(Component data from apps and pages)
──────────
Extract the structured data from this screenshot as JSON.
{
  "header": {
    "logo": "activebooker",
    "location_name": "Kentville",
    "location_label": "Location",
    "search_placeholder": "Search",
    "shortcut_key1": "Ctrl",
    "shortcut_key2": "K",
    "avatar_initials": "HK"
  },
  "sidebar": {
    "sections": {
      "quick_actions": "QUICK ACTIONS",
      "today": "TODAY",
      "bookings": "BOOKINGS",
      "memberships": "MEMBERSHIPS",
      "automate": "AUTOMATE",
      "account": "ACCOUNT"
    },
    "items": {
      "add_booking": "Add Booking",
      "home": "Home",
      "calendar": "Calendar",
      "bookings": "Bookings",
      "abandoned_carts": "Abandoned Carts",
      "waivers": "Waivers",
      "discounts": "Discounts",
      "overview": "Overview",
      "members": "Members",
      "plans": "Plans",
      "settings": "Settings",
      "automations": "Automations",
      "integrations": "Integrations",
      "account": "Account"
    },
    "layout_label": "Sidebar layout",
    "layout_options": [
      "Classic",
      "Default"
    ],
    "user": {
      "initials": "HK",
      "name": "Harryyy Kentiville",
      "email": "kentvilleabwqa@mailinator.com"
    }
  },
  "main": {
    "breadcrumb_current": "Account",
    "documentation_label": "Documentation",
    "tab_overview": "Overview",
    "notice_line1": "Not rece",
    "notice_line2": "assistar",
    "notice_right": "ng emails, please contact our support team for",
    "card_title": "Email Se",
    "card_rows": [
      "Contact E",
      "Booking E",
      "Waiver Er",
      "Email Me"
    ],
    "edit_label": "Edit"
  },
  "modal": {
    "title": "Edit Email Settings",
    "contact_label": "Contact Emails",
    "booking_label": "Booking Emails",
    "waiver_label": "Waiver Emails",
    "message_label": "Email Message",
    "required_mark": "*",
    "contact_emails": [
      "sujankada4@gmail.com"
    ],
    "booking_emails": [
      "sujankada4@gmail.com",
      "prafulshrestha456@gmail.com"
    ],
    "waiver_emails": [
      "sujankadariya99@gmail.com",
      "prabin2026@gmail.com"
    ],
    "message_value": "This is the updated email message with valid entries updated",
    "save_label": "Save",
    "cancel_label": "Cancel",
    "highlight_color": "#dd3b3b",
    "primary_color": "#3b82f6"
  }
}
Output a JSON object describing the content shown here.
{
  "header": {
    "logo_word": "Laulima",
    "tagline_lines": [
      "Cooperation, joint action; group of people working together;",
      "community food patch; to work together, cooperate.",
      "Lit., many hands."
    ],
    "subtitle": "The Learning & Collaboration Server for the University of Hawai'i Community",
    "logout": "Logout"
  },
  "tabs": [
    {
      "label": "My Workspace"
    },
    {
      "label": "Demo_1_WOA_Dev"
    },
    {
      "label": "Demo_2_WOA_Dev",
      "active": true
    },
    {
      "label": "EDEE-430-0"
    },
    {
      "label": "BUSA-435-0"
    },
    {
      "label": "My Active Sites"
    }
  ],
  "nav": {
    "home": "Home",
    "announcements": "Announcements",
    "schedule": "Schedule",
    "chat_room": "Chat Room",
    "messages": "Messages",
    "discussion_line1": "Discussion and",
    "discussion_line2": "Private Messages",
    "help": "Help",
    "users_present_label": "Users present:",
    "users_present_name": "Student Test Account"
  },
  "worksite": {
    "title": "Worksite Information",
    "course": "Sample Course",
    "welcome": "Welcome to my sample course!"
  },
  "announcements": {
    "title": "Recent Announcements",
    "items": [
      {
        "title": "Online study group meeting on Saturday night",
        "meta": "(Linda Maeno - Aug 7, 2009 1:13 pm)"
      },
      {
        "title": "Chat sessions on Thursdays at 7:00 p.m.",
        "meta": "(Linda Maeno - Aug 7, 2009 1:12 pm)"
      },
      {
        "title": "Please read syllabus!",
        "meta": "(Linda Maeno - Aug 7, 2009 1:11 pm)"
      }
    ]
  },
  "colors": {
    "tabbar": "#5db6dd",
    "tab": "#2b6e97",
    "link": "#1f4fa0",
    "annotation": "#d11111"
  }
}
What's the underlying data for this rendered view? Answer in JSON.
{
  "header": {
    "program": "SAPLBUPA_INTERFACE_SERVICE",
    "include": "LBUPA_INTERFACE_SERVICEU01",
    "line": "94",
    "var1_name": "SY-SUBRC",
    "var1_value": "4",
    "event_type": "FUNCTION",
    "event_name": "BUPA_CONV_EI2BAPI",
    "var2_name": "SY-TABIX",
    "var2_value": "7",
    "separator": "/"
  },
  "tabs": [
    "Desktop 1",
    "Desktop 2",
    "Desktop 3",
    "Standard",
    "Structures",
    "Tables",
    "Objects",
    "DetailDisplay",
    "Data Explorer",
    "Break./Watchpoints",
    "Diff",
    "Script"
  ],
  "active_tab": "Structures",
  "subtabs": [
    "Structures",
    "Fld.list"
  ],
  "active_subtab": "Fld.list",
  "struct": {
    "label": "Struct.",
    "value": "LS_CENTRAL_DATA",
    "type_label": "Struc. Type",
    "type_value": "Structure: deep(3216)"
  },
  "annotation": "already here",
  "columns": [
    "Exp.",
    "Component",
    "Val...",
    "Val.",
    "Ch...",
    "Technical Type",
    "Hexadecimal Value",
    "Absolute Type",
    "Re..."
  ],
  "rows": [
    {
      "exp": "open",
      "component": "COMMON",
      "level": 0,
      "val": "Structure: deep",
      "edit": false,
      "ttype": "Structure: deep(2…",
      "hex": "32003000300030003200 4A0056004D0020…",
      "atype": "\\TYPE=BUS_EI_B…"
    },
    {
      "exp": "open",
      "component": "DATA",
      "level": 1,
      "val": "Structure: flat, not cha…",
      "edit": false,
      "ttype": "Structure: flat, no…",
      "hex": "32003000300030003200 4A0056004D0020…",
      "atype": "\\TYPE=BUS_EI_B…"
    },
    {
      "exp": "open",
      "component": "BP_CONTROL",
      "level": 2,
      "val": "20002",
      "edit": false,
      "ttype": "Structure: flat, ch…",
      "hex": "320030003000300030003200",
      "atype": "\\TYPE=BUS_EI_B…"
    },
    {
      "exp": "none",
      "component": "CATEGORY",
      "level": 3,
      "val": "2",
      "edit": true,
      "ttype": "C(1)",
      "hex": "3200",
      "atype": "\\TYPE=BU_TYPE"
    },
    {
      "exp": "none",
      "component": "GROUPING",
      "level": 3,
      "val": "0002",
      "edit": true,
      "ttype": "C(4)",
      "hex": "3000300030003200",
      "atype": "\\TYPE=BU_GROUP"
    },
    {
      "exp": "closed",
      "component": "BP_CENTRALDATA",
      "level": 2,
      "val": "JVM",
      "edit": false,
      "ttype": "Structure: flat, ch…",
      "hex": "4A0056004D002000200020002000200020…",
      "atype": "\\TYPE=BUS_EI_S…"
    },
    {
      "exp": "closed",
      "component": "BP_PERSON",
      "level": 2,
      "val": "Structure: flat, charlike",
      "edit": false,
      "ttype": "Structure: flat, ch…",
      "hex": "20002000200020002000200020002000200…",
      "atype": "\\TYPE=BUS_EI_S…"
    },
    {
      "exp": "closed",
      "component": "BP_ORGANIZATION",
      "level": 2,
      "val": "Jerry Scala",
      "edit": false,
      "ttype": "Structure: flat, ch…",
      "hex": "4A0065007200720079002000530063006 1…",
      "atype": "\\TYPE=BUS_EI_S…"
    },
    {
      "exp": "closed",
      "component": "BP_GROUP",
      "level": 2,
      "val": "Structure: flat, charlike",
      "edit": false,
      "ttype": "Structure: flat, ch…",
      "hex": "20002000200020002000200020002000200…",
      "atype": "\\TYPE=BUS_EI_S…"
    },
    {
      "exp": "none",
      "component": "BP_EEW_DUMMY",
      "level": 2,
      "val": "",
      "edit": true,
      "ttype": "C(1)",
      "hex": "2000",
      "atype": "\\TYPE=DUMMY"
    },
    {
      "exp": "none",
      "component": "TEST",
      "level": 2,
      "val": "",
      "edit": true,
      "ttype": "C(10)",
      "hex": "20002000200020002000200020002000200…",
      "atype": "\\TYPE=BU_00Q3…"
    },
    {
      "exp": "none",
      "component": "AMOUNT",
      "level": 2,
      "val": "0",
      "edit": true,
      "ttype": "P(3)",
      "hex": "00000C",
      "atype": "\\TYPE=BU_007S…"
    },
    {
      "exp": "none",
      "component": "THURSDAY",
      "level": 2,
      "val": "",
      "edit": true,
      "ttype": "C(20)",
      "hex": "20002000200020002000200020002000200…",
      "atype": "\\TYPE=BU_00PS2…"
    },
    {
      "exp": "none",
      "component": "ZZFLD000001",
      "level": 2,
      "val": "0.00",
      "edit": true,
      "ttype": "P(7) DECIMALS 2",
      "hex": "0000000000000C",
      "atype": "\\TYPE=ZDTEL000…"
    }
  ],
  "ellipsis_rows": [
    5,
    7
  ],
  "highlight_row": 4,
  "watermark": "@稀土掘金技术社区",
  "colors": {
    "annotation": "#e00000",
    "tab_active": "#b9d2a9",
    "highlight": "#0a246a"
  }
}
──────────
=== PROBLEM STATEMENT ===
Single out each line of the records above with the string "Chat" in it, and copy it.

=== PROBLEM SOLUTION ===
    "chat_room": "Chat Room",
        "title": "Chat sessions on Thursdays at 7:00 p.m.",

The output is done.